We have already seen how light behaves like both a wave and a particle, yet can be proven not to be either. This idea is not limited to light, but we will start our brief look at quantum physics with light, since it is easiest to understand.

Quantum physics is the study of quanta. A quantum is, to quote Wiktionary, "The smallest possible, and therefore indivisible, unit of a given quantity or quantifiable phenomenon". The quantum of light is the photon. We are not describing it as a particle or a wave, as such, but as a lump of energy which behaves like a particle and a wave in some cases. We are saying that the photon is the smallest part of light which could be measured, given perfect equipment. A photon is, technically, an elementary particle. It is also the carrier of all electromagnetic radiation. However, its behaviour - quantum behaviour - is completely weird, so we call it a quantum.

## Evidence for the Quantum Behaviour of LightEdit

### Dim PhotosEdit

The easiest evidence to understand is dim photographs.

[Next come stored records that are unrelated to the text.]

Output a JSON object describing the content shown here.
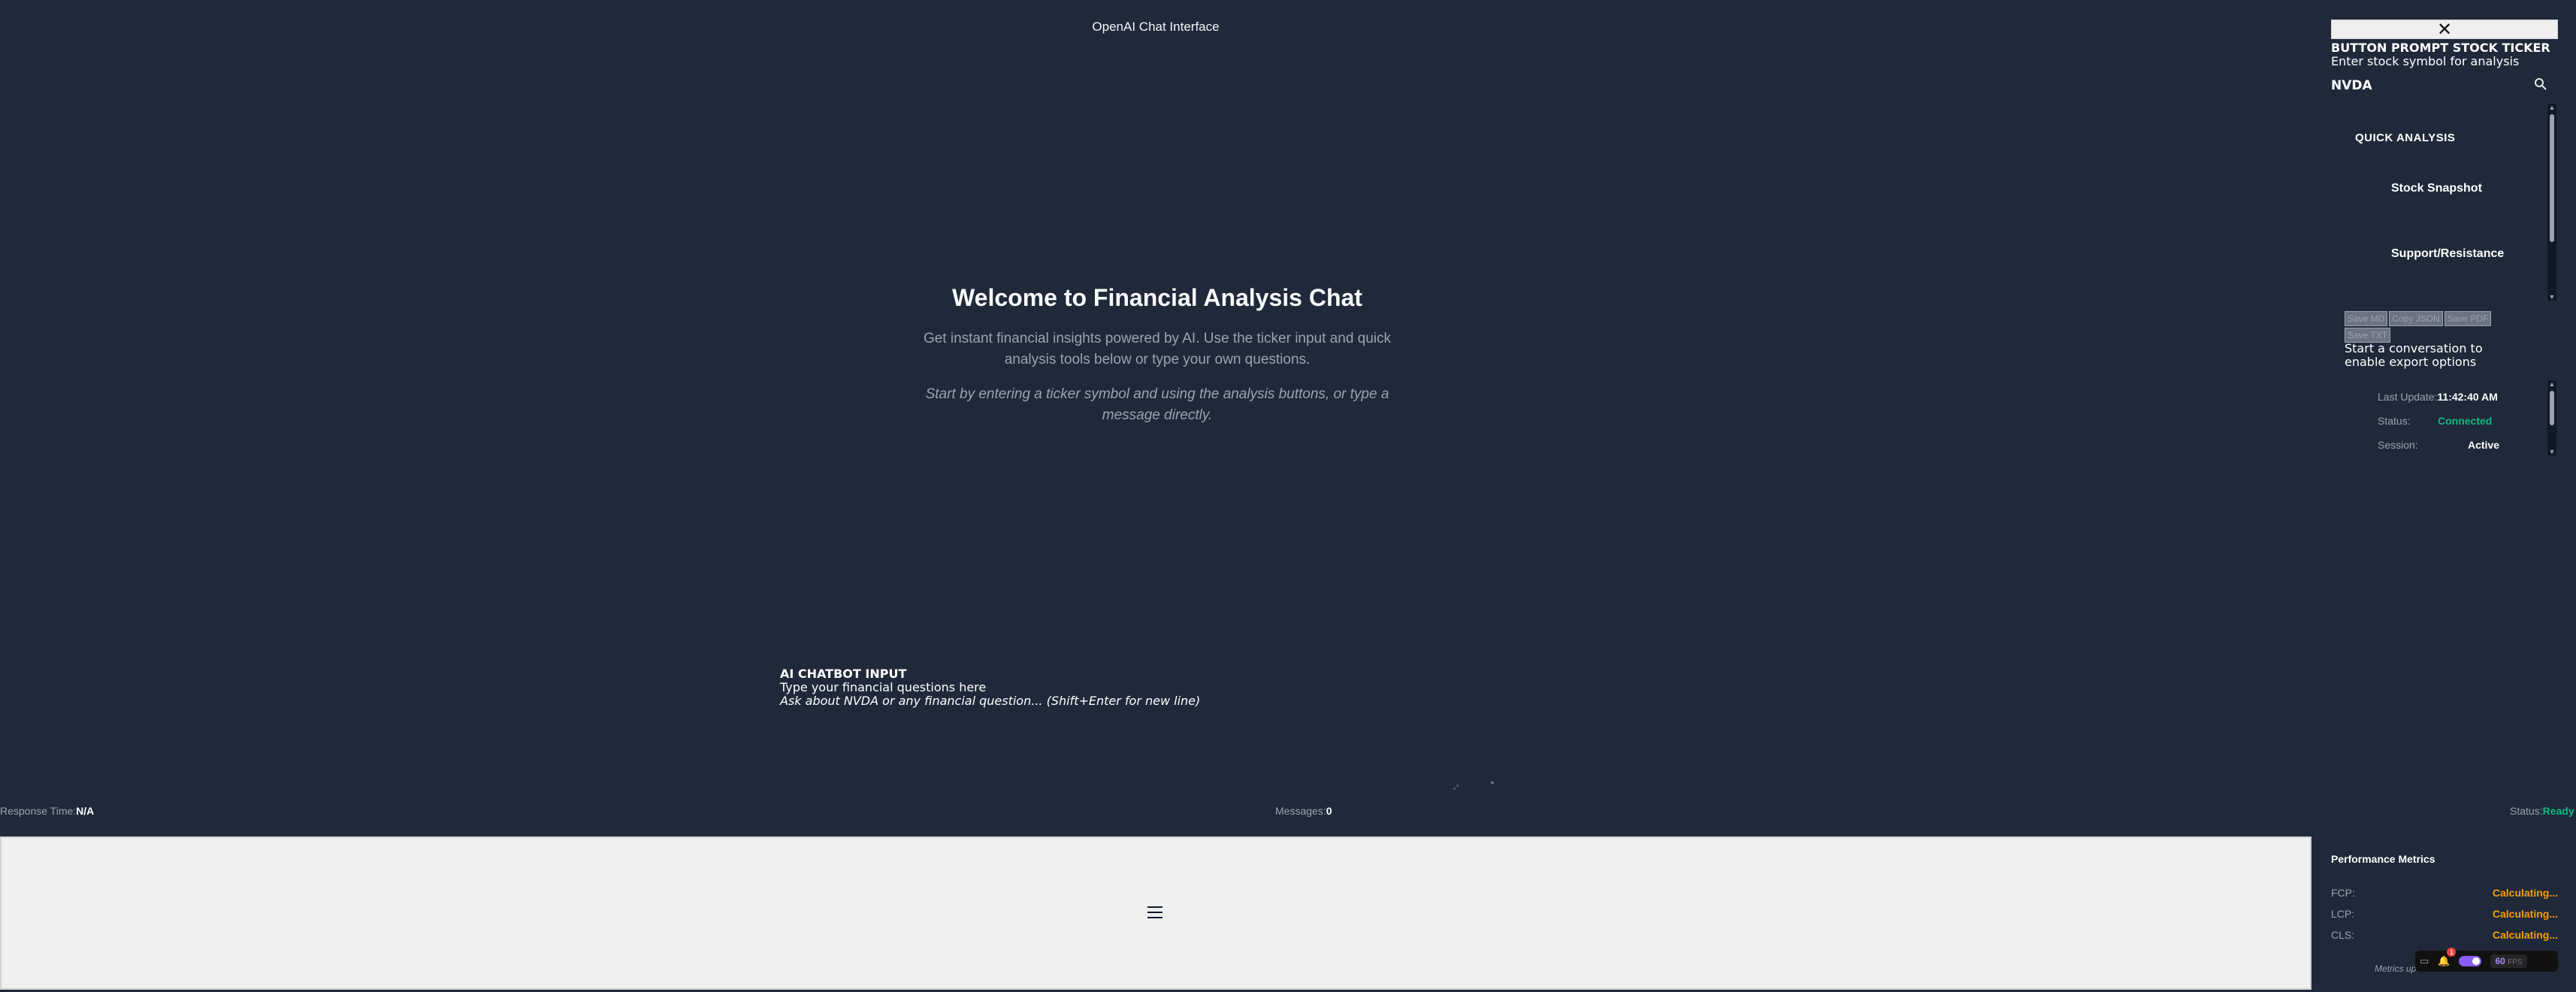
{
  "header": {
    "title": "OpenAI Chat Interface"
  },
  "welcome": {
    "heading": "Welcome to Financial Analysis Chat",
    "description": "Get instant financial insights powered by AI. Use the ticker input and quick analysis tools below or type your own questions.",
    "hint": "Start by entering a ticker symbol and using the analysis buttons, or type a message directly."
  },
  "chat_input": {
    "label": "AI CHATBOT INPUT",
    "sublabel": "Type your financial questions here",
    "placeholder": "Ask about NVDA or any financial question... (Shift+Enter for new line)"
  },
  "status_bar": {
    "response_time_label": "Response Time:",
    "response_time_value": "N/A",
    "messages_label": "Messages:",
    "messages_value": "0",
    "status_label": "Status:",
    "status_value": "Ready"
  },
  "sidebar": {
    "close_icon": "close-icon",
    "ticker": {
      "label": "BUTTON PROMPT STOCK TICKER",
      "sublabel": "Enter stock symbol for analysis",
      "value": "NVDA",
      "search_icon": "search-icon"
    },
    "quick_analysis": {
      "title": "QUICK ANALYSIS",
      "items": [
        {
          "label": "Stock Snapshot",
          "icon": ""
        },
        {
          "label": "Support/Resistance",
          "icon": ""
        }
      ]
    },
    "export": {
      "buttons": [
        "Save MD",
        "Copy JSON",
        "Save PDF",
        "Save TXT"
      ],
      "note": "Start a conversation to enable export options"
    },
    "info": {
      "last_update_label": "Last Update:",
      "last_update_value": "11:42:40 AM",
      "status_label": "Status:",
      "status_value": "Connected",
      "status_icon": "",
      "session_label": "Session:",
      "session_value": "Active"
    }
  },
  "performance": {
    "title": "Performance Metrics",
    "metrics": [
      {
        "label": "FCP:",
        "value": "Calculating..."
      },
      {
        "label": "LCP:",
        "value": "Calculating..."
      },
      {
        "label": "CLS:",
        "value": "Calculating..."
      }
    ],
    "note": "Metrics up"
  },
  "toolbar": {
    "notification_count": "1",
    "fps_value": "60",
    "fps_unit": "FPS"
  },
  "colors": {
    "background": "#1f293a",
    "success": "#10b981",
    "warning": "#f59e0b",
    "accent": "#8b5cf6"
  }
}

When you take a photo with very little light, it appears 'grainy', such as the image on the right. This means that the light is arriving at the camera in lumps. If light were a wave, we would expect the photograph to appear dimmer, but uniformly so. In reality, we get clumps of light distributed randomly across the image, although the density of the random lumps is higher on the more reflective materials (the nuts). This idea of randomness, according to rules, is essential to quantum physics.

### Photoelectric EffectEdit

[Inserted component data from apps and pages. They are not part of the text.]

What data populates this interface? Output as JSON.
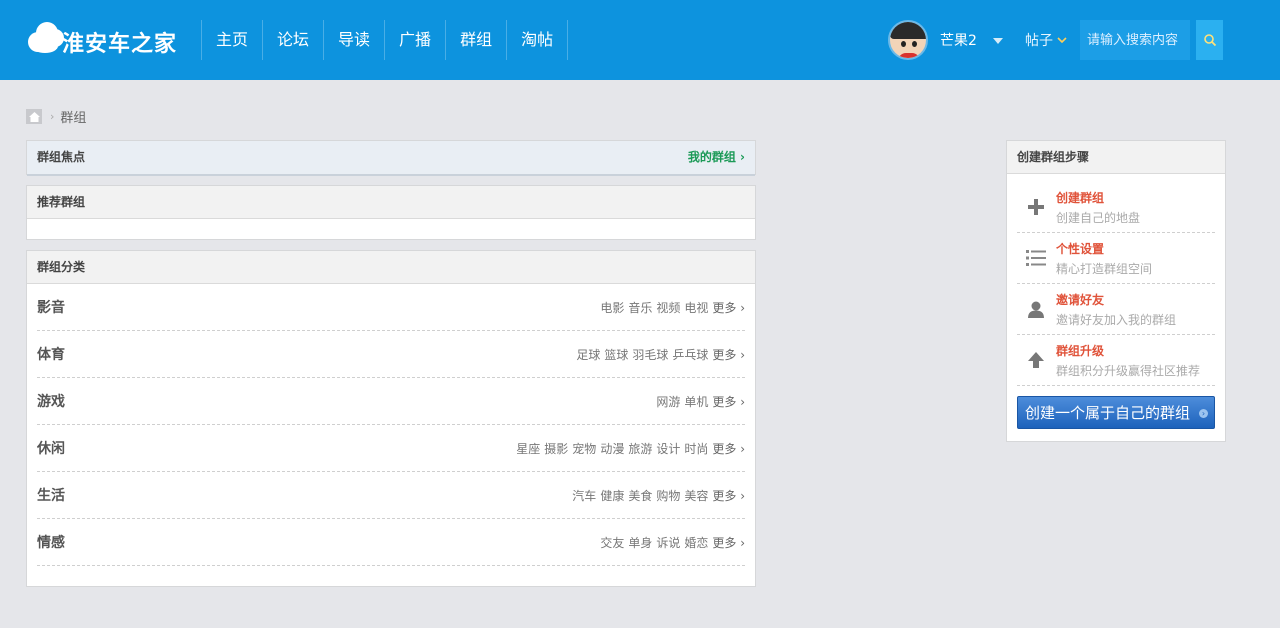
{
  "header": {
    "logo_text": "淮安车之家",
    "nav": [
      "主页",
      "论坛",
      "导读",
      "广播",
      "群组",
      "淘帖"
    ],
    "username": "芒果2",
    "search_scope": "帖子",
    "search_placeholder": "请输入搜索内容"
  },
  "breadcrumb": {
    "current": "群组"
  },
  "focus": {
    "title": "群组焦点",
    "my_groups": "我的群组 ›"
  },
  "recommend": {
    "title": "推荐群组"
  },
  "categories": {
    "title": "群组分类",
    "more": "更多 ›",
    "rows": [
      {
        "name": "影音",
        "links": [
          "电影",
          "音乐",
          "视频",
          "电视"
        ]
      },
      {
        "name": "体育",
        "links": [
          "足球",
          "篮球",
          "羽毛球",
          "乒乓球"
        ]
      },
      {
        "name": "游戏",
        "links": [
          "网游",
          "单机"
        ]
      },
      {
        "name": "休闲",
        "links": [
          "星座",
          "摄影",
          "宠物",
          "动漫",
          "旅游",
          "设计",
          "时尚"
        ]
      },
      {
        "name": "生活",
        "links": [
          "汽车",
          "健康",
          "美食",
          "购物",
          "美容"
        ]
      },
      {
        "name": "情感",
        "links": [
          "交友",
          "单身",
          "诉说",
          "婚恋"
        ]
      }
    ]
  },
  "steps": {
    "title": "创建群组步骤",
    "items": [
      {
        "title": "创建群组",
        "desc": "创建自己的地盘",
        "icon": "plus-icon"
      },
      {
        "title": "个性设置",
        "desc": "精心打造群组空间",
        "icon": "list-icon"
      },
      {
        "title": "邀请好友",
        "desc": "邀请好友加入我的群组",
        "icon": "user-icon"
      },
      {
        "title": "群组升级",
        "desc": "群组积分升级赢得社区推荐",
        "icon": "arrow-up-icon"
      }
    ],
    "create_button": "创建一个属于自己的群组"
  },
  "colors": {
    "header_bg": "#0d93de",
    "accent_green": "#1c9a57",
    "step_title": "#e0533a",
    "button_blue": "#1d62bb"
  }
}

The second piece of evidence is more complex, but more useful since a rule can be derived from it. It can be shown experimentally that, when light of an adequate frequency falls on a metallic surface, then the surface absorbs the light and emits electrons. Hence, a current and voltage (between the surface and a positively charged terminal nearby) are produced, which can be measured.

The amount of current produced varies randomly around a certain point. This point changes depending on the frequency of the electromagnetic radiation. Furthermore, if the frequency of the radiation is not high enough, then there is no current at all! If light were a wave, we would expect energy to build up gradually until an electron was released, but instead, if the photons do not have enough energy, then nothing happens. This is evidence for the existence of photons.

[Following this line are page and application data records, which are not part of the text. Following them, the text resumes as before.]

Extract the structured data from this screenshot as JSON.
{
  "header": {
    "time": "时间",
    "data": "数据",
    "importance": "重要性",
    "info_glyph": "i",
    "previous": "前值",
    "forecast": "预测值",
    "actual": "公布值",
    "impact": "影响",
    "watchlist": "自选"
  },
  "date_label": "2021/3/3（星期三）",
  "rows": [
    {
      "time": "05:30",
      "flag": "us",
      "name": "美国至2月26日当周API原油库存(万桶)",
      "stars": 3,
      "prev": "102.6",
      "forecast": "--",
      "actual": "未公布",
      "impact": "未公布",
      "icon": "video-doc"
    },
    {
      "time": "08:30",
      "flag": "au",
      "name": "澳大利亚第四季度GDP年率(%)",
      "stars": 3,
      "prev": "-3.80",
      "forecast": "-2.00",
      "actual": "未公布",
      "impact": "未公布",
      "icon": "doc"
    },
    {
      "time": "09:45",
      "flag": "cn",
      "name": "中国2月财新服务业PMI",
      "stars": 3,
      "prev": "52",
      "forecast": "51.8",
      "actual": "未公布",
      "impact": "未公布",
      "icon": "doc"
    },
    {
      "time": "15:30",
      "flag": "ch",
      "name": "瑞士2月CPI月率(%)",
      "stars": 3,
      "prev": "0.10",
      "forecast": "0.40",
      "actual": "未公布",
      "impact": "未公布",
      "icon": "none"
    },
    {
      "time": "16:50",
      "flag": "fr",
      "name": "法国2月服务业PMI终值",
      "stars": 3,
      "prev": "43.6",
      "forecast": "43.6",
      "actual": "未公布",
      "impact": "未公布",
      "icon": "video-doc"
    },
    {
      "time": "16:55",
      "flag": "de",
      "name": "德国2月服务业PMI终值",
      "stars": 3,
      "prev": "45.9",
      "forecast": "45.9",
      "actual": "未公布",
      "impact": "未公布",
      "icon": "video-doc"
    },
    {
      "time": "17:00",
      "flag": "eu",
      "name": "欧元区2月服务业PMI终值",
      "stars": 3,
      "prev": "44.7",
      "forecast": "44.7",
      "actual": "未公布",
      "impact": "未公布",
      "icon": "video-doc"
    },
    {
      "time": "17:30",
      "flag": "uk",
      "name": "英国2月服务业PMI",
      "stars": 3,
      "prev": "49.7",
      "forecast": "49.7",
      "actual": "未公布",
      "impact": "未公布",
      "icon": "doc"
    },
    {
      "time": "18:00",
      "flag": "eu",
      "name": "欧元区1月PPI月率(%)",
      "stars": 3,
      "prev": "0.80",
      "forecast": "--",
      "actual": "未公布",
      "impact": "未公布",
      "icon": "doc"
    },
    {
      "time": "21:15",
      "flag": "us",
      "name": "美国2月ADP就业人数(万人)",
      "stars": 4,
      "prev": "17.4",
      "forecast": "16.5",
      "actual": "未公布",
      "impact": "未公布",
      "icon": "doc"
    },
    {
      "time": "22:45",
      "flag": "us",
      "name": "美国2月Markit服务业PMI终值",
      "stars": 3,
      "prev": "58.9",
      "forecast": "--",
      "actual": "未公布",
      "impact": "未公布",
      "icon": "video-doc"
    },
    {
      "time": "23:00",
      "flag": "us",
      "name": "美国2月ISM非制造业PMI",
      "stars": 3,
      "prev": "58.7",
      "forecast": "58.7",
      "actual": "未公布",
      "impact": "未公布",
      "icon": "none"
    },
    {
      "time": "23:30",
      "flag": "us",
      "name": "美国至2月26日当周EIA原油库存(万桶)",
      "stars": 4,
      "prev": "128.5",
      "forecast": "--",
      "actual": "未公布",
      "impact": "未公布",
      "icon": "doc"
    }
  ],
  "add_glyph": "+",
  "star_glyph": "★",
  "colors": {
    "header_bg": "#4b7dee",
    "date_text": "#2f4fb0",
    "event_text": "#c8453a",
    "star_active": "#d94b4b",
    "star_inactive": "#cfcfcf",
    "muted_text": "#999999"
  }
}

## The Relationship between Energy and FrequencyEdit

The photoelectric effect allows us to derive an equation linking the frequency of electromagnetic radiation to the energy of each quantum (in this case, photons). This can be achieved experimentally, by exposing the metallic surface to light of different colours, and hence different frequencies. We already know the frequencies of the different colours of light, and we can calculate the energy each photon carries into the surface, as this is the same as the energy required to supply enough potential difference to cause the electron to move. The equation for the energy of the electron is derived as follows:

First, equate two formulae for energy:

Rearrange to get:

We also know that:

So, by substituting the previous equation into the equation for energy:

,

where P = power, E = energy, t = time, I = current, V = potential difference, Q = charge, e = charge of 1 electron = -1.602 x 10^{-19} C, ΔV = potential difference produced between anode and cathode at a given frequency of radiation. This means that, given this potential difference, we can calculate the energy released, and hence the energy of the quanta which caused this energy to be released.

Plotting frequency (on the x-axis) against energy (on the y-axis) gives us an approximate straight line, with a gradient of 6.626 x 10^{-34}. This number is known as Planck's constant, is measured in Js, and is usually denoted h. Therefore:

In other words, the energy carried by each quantum is proportional to the frequency of the quantum. The constant of proportionality is Planck's constant.

## QuestionsEdit

1. How much energy does a photon with a frequency of 50kHz carry?

2. A photon carries 10^{-30}J of energy. What is its frequency?

3. How many photons of frequency 545 THz does a 20W bulb give out each second?

4. In one minute, a bulb gives out a million photons of frequency 600 THz. What is the power of the bulb?

5. The photons in a beam of electromagnetic radiation carry 2.5μJ of energy each. How long should the phasors representing this radiation take to rotate?